Task brief - Which lines below hold the word "Servern"? Report each one.

Records provided START

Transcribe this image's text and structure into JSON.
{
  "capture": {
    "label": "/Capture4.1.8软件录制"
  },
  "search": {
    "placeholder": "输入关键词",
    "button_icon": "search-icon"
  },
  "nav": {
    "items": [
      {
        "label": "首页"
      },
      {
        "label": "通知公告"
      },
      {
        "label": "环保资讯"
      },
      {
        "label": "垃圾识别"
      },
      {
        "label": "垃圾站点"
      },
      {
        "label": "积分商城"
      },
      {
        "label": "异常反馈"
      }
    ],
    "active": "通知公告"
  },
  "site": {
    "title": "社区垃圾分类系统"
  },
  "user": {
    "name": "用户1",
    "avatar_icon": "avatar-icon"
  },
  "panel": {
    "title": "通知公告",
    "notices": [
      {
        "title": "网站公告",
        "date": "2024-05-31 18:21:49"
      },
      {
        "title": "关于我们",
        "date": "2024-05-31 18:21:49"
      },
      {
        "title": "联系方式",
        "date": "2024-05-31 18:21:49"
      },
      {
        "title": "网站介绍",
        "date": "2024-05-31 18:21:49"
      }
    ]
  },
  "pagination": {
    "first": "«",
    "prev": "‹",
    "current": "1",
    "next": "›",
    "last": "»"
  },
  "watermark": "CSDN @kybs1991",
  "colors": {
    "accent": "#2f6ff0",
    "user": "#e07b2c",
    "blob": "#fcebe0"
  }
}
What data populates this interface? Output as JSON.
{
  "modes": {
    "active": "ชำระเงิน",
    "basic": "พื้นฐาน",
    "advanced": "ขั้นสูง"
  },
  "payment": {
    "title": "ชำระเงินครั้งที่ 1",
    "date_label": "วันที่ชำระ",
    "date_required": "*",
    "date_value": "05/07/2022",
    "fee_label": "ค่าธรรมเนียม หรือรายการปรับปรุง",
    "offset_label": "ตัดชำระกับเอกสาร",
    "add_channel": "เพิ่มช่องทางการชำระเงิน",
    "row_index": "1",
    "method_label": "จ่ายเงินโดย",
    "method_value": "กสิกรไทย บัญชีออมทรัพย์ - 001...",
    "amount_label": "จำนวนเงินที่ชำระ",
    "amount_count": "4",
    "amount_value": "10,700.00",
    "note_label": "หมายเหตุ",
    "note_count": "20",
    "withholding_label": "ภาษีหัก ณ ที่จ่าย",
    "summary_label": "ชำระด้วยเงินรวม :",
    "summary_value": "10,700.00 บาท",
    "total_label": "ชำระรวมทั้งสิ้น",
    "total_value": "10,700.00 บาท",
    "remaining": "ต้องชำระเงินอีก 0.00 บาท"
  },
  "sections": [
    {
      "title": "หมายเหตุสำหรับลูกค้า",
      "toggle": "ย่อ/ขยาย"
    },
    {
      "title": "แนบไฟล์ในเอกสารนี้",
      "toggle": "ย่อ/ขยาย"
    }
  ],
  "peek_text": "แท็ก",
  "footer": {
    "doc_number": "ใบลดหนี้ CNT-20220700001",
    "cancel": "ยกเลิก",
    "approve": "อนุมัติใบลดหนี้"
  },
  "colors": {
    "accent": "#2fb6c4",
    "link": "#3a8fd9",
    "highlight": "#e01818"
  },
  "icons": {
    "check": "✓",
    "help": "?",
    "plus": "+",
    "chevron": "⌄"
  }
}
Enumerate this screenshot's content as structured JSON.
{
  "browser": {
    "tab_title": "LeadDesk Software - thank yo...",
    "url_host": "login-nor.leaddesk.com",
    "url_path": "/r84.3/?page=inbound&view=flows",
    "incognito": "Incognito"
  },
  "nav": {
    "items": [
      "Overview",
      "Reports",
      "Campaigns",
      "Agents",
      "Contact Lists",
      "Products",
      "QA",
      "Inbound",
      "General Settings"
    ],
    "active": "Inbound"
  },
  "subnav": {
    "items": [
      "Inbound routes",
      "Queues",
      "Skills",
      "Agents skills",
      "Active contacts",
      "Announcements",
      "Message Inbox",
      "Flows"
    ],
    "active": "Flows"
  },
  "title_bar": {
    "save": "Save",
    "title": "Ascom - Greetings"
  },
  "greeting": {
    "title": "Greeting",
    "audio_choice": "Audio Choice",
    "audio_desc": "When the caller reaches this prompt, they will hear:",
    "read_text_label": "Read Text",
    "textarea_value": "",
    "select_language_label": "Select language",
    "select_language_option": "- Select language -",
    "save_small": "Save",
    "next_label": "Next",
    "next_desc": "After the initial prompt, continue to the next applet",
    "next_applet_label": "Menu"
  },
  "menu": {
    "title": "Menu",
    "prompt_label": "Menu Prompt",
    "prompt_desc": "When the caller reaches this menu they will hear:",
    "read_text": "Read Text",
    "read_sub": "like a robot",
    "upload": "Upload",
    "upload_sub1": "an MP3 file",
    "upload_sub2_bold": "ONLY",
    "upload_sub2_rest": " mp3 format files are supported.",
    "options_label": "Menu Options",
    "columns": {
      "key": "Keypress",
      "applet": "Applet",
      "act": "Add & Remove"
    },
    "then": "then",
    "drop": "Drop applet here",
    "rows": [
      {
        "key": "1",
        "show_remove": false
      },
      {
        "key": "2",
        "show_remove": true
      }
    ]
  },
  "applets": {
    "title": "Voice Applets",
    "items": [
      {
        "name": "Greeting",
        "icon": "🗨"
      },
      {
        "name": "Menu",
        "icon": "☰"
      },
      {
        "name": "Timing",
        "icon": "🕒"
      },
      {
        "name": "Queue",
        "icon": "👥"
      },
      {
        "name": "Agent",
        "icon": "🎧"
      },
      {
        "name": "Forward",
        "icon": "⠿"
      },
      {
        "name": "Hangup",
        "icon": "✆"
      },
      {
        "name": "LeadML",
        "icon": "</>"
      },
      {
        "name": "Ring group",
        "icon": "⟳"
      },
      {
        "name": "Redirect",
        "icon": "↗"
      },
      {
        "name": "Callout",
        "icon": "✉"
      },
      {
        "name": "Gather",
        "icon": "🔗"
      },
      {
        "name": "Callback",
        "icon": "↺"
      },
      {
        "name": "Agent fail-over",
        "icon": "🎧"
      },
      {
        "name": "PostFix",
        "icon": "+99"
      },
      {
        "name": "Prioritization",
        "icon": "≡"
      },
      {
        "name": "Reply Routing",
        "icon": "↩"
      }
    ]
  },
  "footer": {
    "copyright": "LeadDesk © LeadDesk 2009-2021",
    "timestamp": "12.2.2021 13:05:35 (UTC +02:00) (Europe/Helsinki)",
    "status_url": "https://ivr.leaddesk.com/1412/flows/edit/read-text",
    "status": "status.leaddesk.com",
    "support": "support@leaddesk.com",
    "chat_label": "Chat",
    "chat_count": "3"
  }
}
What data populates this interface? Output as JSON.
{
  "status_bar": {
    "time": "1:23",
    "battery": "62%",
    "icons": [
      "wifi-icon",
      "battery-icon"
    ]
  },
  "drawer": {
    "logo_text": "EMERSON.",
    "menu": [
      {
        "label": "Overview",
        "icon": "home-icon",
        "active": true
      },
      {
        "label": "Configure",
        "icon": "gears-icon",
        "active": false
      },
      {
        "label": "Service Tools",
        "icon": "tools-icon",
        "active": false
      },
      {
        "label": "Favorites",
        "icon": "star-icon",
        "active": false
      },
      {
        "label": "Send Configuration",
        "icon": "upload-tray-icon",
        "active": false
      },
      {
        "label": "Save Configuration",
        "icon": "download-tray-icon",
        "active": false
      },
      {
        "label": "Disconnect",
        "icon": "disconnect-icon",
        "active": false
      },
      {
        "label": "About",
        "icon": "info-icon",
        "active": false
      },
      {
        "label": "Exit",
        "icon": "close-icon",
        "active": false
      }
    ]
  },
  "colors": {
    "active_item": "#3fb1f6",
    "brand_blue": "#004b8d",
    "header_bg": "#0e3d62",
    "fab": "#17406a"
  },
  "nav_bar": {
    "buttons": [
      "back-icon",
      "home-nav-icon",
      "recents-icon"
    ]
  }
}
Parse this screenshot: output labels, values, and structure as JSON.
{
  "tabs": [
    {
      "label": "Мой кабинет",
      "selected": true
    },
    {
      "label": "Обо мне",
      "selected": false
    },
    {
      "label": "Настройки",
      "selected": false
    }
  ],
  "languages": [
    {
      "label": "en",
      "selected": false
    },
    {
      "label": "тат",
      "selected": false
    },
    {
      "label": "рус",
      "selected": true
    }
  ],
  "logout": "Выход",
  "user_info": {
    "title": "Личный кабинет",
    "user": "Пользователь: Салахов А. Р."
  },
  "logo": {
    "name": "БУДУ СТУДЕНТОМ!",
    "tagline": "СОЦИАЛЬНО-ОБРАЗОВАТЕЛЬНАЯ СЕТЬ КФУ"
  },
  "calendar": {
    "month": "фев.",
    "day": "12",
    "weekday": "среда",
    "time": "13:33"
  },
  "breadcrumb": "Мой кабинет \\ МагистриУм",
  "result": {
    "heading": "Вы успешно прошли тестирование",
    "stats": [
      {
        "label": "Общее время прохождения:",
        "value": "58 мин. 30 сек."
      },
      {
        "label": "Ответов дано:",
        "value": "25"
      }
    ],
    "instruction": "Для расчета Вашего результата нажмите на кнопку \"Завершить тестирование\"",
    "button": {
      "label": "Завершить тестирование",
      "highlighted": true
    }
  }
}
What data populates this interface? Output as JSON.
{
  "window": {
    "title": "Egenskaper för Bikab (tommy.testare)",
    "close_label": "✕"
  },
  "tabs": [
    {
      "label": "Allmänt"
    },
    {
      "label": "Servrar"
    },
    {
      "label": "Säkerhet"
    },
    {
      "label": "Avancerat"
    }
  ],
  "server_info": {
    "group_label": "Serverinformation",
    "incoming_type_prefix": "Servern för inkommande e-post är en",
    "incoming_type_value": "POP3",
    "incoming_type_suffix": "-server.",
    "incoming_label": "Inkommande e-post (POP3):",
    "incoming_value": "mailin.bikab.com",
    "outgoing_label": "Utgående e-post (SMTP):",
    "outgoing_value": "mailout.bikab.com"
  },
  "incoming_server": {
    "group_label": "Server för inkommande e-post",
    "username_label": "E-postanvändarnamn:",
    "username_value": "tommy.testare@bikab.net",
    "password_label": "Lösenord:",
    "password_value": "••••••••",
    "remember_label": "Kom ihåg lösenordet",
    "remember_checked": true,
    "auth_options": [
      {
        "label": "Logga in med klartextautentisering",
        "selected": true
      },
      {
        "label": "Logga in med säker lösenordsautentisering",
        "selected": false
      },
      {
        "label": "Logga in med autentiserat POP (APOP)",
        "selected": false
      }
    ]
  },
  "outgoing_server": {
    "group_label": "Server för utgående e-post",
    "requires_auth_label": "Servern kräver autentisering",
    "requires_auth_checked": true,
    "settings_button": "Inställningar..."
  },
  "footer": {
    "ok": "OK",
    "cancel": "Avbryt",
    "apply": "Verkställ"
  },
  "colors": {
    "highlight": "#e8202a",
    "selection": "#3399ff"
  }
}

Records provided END

Answer to the problem -
    "incoming_type_prefix": "Servern för inkommande e-post är en",
    "requires_auth_label": "Servern kräver autentisering",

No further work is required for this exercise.